Every work of beauty, then, is the work of God, breaking through the encrusted surface of our daily routines and summoning us to something greater. More precisely, beauty, the work of God, is the work of the Holy Spirit, poured out in the constant action of creation and renewed again, as a saving gift, flowing from the wounded side of Jesus.

Last night’s Symphony, with its title 'The Great Unknown', struggled with this mystery of the Holy Spirit, exploring the Third Person of the Blessed Trinity in words and images which gave rise and shape to the music.

Those images include, of course, the great image of fire, presented to us again in this morning's passage from the Gospel of St Luke. Jesus said: 'I have come to bring fire to the earth and how I wish it were blazing already!' (Luke 12:49).  It is the fire of the Holy Spirit of which he is speaking, a fire that gives energy, new life, that purifies and enlightens, that warms and comforts, a fire that nothing can extinguish, not even the most momentous of torrents and floods.

Yet fire is also terrifying.

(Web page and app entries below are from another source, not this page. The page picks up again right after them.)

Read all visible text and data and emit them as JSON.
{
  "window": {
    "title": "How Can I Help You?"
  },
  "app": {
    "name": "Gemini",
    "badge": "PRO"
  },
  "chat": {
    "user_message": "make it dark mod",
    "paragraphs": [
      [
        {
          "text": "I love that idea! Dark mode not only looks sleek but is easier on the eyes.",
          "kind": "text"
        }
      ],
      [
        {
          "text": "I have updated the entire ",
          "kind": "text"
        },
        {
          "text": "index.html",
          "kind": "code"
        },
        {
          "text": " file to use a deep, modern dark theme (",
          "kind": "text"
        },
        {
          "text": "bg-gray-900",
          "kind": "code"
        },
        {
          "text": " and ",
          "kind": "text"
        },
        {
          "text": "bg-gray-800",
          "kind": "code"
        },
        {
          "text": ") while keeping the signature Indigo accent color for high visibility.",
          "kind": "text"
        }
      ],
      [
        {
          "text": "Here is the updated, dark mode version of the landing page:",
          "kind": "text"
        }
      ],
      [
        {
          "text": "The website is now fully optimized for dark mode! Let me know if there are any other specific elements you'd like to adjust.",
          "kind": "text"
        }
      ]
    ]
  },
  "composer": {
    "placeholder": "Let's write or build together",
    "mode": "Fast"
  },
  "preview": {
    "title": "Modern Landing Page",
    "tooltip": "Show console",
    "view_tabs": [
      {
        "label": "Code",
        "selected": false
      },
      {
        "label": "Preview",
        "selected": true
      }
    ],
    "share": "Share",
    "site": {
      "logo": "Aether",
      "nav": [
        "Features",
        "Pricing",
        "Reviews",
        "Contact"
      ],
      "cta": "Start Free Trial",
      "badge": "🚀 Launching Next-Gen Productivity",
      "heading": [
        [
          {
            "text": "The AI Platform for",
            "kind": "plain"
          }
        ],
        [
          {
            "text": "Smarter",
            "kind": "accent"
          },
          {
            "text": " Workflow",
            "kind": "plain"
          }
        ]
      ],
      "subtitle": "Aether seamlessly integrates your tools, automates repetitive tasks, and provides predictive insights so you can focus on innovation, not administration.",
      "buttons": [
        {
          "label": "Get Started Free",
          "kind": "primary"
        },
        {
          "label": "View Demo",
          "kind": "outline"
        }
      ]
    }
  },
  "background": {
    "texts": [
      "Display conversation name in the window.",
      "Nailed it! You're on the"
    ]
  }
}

So too is the Holy Spirit if, above all, we want to cling to our home comforts and avoid every fresh challenge of following Jesus. That fire will not go away. It will disturb us and seek us out until we turn to him again in our hearts and are cleansed and recreated.

My brother lived in Australia and loved its outback. He showed me, once, the effects of a bushfire. Everything was reduced to ash and cinders. Yet even before the heat had gone out of the ruined earth, we could see the fresh buds of new life emerging from the burned-out remains.

In Jewish reading, the fire of God is always a judgement. That makes it awesome indeed. And Jesus says the same to us, in that passage from the Gospel of St John (John 16:8) where we read that the Holy Spirit will come to teach how wrong the world is: wrong about sin - about what evil truly is; wrong about righteousness - about where true life is to be found; wrong about judgement - about whose opinion really matters and whose judgement should be our only concern. The horizons offered by our world are short-range, prompting such an impoverished view of values and hopes by which to live.

Taught by the Holy Spirit we lift our eyes to the new horizons, which alone are the sure guide as we negotiate our daily lives. This same Spirit helps us to establish, deep within our hearts and souls, that inner core of truth and love, rooted in our relationship with Jesus, which is the foundation of our greater future. This is all the work of the Holy Spirit, and the call of beauty, so often restoring in us a life-giving perspective and refreshing us in spirit, is the gift of his grace too.

Today we thank God for every work of the Holy Spirit, but especially in all who create beauty in our world. We thank God for the gifts he gives, particularly the talent and gifts of musicians and composers, not least those of Sir James MacMillan who, with graciousness and skill, help us over many years to raise our minds, hearts and voices to the glory of God, Father, Son and Holy Spirit. Amen.